[Work request] Restate the records that follow word for word; no pictures should appear.

(Collection entries)
══════════════════════════════
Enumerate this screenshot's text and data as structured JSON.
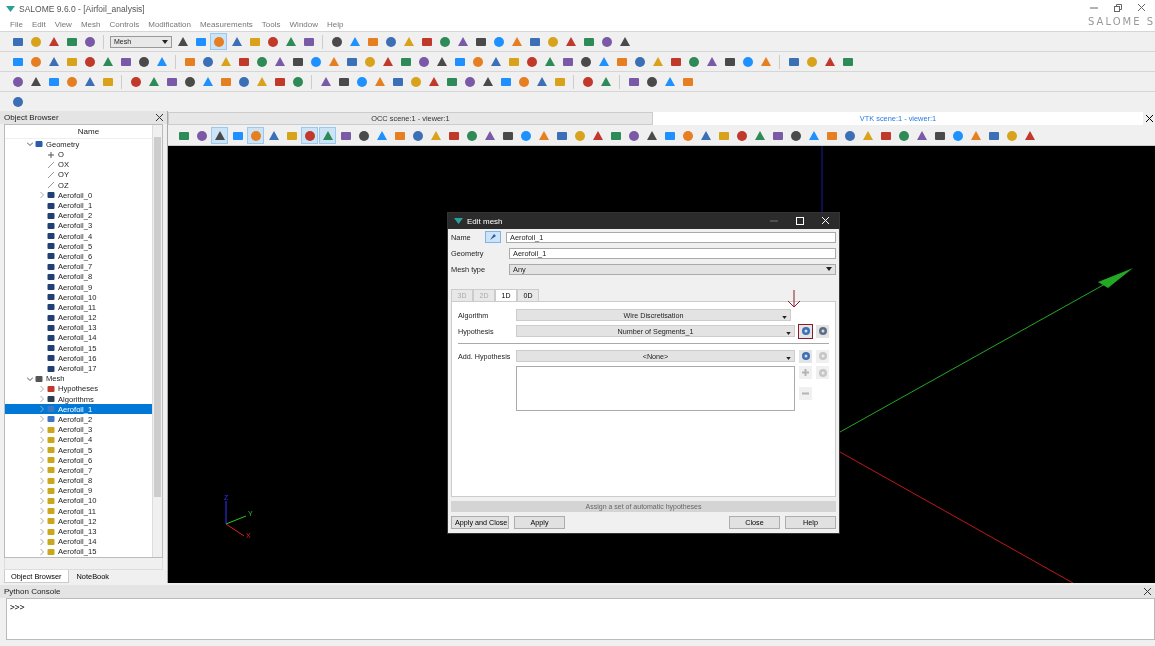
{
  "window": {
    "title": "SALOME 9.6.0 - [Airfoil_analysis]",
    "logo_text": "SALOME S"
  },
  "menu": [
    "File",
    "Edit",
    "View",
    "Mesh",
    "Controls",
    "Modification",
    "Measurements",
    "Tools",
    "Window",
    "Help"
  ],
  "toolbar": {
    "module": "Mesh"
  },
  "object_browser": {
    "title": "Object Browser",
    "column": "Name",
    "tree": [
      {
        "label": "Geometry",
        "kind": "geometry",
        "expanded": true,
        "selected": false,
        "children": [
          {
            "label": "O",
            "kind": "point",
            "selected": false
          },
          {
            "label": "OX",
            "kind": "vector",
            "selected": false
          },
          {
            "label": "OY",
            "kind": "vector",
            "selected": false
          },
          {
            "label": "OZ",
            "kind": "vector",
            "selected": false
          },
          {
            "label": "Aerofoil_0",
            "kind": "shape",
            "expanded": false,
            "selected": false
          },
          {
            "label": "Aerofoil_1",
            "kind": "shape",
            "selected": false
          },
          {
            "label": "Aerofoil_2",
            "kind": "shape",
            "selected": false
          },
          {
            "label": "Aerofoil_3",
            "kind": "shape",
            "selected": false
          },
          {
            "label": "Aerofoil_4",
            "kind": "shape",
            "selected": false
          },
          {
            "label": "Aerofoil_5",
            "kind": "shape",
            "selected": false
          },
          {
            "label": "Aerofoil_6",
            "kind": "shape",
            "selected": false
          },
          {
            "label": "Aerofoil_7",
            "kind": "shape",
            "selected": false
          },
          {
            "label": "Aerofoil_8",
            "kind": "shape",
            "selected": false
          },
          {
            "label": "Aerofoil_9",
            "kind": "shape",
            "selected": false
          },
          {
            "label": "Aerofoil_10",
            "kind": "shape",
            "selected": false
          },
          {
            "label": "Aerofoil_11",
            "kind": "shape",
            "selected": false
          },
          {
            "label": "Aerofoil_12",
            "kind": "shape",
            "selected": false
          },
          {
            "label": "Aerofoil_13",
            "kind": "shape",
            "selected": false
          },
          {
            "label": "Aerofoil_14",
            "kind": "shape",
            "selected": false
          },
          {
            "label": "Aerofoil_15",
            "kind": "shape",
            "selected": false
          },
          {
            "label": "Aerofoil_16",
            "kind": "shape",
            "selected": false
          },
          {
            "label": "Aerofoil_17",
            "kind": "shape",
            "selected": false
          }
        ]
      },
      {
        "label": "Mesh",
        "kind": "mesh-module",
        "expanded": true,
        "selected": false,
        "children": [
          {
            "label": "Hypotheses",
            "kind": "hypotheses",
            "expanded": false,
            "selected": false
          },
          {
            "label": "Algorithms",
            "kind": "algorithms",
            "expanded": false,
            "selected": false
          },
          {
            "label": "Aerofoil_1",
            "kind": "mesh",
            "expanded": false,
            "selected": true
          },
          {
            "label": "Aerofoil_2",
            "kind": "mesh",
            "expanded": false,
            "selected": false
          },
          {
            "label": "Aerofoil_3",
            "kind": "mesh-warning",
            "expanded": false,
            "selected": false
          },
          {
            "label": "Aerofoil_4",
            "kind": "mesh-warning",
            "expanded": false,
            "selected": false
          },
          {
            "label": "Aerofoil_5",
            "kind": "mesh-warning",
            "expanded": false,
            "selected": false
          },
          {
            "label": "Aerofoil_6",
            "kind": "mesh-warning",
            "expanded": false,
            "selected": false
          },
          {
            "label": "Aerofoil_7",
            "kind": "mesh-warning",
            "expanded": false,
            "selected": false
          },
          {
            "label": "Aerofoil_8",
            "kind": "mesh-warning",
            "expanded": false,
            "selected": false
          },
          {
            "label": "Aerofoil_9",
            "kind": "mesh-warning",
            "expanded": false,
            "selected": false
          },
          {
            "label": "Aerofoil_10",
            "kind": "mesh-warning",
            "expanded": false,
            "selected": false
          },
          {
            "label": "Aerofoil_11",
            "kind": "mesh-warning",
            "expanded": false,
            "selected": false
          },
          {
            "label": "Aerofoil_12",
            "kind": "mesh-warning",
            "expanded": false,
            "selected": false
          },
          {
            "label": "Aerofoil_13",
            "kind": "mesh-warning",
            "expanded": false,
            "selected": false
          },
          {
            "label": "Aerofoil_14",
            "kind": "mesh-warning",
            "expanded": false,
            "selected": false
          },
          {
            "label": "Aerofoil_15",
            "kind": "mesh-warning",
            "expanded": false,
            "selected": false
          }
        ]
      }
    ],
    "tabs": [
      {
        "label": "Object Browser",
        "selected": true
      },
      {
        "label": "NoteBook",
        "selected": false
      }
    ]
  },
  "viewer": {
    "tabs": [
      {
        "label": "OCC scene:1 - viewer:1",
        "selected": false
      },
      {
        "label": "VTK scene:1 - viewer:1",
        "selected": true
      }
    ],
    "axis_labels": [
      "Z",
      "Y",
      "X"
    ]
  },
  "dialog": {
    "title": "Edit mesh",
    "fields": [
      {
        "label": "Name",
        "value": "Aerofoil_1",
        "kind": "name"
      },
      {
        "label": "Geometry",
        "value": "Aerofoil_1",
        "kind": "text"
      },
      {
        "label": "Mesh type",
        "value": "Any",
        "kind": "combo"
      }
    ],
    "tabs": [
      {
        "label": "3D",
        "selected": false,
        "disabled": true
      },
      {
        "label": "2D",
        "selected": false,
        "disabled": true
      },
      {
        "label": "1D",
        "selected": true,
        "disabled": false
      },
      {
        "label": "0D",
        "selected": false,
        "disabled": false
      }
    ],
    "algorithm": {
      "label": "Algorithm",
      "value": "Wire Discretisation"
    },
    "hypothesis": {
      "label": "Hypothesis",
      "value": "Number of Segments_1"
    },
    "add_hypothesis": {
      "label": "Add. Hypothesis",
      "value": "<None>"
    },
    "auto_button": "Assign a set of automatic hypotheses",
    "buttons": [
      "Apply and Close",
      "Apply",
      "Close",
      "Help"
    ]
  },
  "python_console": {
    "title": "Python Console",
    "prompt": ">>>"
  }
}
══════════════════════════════
[Result of this exercise]
Enumerate this screenshot's text and data as structured JSON.
{
  "window": {
    "title": "SALOME 9.6.0 - [Airfoil_analysis]",
    "logo_text": "SALOME S"
  },
  "menu": [
    "File",
    "Edit",
    "View",
    "Mesh",
    "Controls",
    "Modification",
    "Measurements",
    "Tools",
    "Window",
    "Help"
  ],
  "toolbar": {
    "module": "Mesh"
  },
  "object_browser": {
    "title": "Object Browser",
    "column": "Name",
    "tree": [
      {
        "label": "Geometry",
        "kind": "geometry",
        "expanded": true,
        "selected": false,
        "children": [
          {
            "label": "O",
            "kind": "point",
            "selected": false
          },
          {
            "label": "OX",
            "kind": "vector",
            "selected": false
          },
          {
            "label": "OY",
            "kind": "vector",
            "selected": false
          },
          {
            "label": "OZ",
            "kind": "vector",
            "selected": false
          },
          {
            "label": "Aerofoil_0",
            "kind": "shape",
            "expanded": false,
            "selected": false
          },
          {
            "label": "Aerofoil_1",
            "kind": "shape",
            "selected": false
          },
          {
            "label": "Aerofoil_2",
            "kind": "shape",
            "selected": false
          },
          {
            "label": "Aerofoil_3",
            "kind": "shape",
            "selected": false
          },
          {
            "label": "Aerofoil_4",
            "kind": "shape",
            "selected": false
          },
          {
            "label": "Aerofoil_5",
            "kind": "shape",
            "selected": false
          },
          {
            "label": "Aerofoil_6",
            "kind": "shape",
            "selected": false
          },
          {
            "label": "Aerofoil_7",
            "kind": "shape",
            "selected": false
          },
          {
            "label": "Aerofoil_8",
            "kind": "shape",
            "selected": false
          },
          {
            "label": "Aerofoil_9",
            "kind": "shape",
            "selected": false
          },
          {
            "label": "Aerofoil_10",
            "kind": "shape",
            "selected": false
          },
          {
            "label": "Aerofoil_11",
            "kind": "shape",
            "selected": false
          },
          {
            "label": "Aerofoil_12",
            "kind": "shape",
            "selected": false
          },
          {
            "label": "Aerofoil_13",
            "kind": "shape",
            "selected": false
          },
          {
            "label": "Aerofoil_14",
            "kind": "shape",
            "selected": false
          },
          {
            "label": "Aerofoil_15",
            "kind": "shape",
            "selected": false
          },
          {
            "label": "Aerofoil_16",
            "kind": "shape",
            "selected": false
          },
          {
            "label": "Aerofoil_17",
            "kind": "shape",
            "selected": false
          }
        ]
      },
      {
        "label": "Mesh",
        "kind": "mesh-module",
        "expanded": true,
        "selected": false,
        "children": [
          {
            "label": "Hypotheses",
            "kind": "hypotheses",
            "expanded": false,
            "selected": false
          },
          {
            "label": "Algorithms",
            "kind": "algorithms",
            "expanded": false,
            "selected": false
          },
          {
            "label": "Aerofoil_1",
            "kind": "mesh",
            "expanded": false,
            "selected": true
          },
          {
            "label": "Aerofoil_2",
            "kind": "mesh",
            "expanded": false,
            "selected": false
          },
          {
            "label": "Aerofoil_3",
            "kind": "mesh-warning",
            "expanded": false,
            "selected": false
          },
          {
            "label": "Aerofoil_4",
            "kind": "mesh-warning",
            "expanded": false,
            "selected": false
          },
          {
            "label": "Aerofoil_5",
            "kind": "mesh-warning",
            "expanded": false,
            "selected": false
          },
          {
            "label": "Aerofoil_6",
            "kind": "mesh-warning",
            "expanded": false,
            "selected": false
          },
          {
            "label": "Aerofoil_7",
            "kind": "mesh-warning",
            "expanded": false,
            "selected": false
          },
          {
            "label": "Aerofoil_8",
            "kind": "mesh-warning",
            "expanded": false,
            "selected": false
          },
          {
            "label": "Aerofoil_9",
            "kind": "mesh-warning",
            "expanded": false,
            "selected": false
          },
          {
            "label": "Aerofoil_10",
            "kind": "mesh-warning",
            "expanded": false,
            "selected": false
          },
          {
            "label": "Aerofoil_11",
            "kind": "mesh-warning",
            "expanded": false,
            "selected": false
          },
          {
            "label": "Aerofoil_12",
            "kind": "mesh-warning",
            "expanded": false,
            "selected": false
          },
          {
            "label": "Aerofoil_13",
            "kind": "mesh-warning",
            "expanded": false,
            "selected": false
          },
          {
            "label": "Aerofoil_14",
            "kind": "mesh-warning",
            "expanded": false,
            "selected": false
          },
          {
            "label": "Aerofoil_15",
            "kind": "mesh-warning",
            "expanded": false,
            "selected": false
          }
        ]
      }
    ],
    "tabs": [
      {
        "label": "Object Browser",
        "selected": true
      },
      {
        "label": "NoteBook",
        "selected": false
      }
    ]
  },
  "viewer": {
    "tabs": [
      {
        "label": "OCC scene:1 - viewer:1",
        "selected": false
      },
      {
        "label": "VTK scene:1 - viewer:1",
        "selected": true
      }
    ],
    "axis_labels": [
      "Z",
      "Y",
      "X"
    ]
  },
  "dialog": {
    "title": "Edit mesh",
    "fields": [
      {
        "label": "Name",
        "value": "Aerofoil_1",
        "kind": "name"
      },
      {
        "label": "Geometry",
        "value": "Aerofoil_1",
        "kind": "text"
      },
      {
        "label": "Mesh type",
        "value": "Any",
        "kind": "combo"
      }
    ],
    "tabs": [
      {
        "label": "3D",
        "selected": false,
        "disabled": true
      },
      {
        "label": "2D",
        "selected": false,
        "disabled": true
      },
      {
        "label": "1D",
        "selected": true,
        "disabled": false
      },
      {
        "label": "0D",
        "selected": false,
        "disabled": false
      }
    ],
    "algorithm": {
      "label": "Algorithm",
      "value": "Wire Discretisation"
    },
    "hypothesis": {
      "label": "Hypothesis",
      "value": "Number of Segments_1"
    },
    "add_hypothesis": {
      "label": "Add. Hypothesis",
      "value": "<None>"
    },
    "auto_button": "Assign a set of automatic hypotheses",
    "buttons": [
      "Apply and Close",
      "Apply",
      "Close",
      "Help"
    ]
  },
  "python_console": {
    "title": "Python Console",
    "prompt": ">>>"
  }
}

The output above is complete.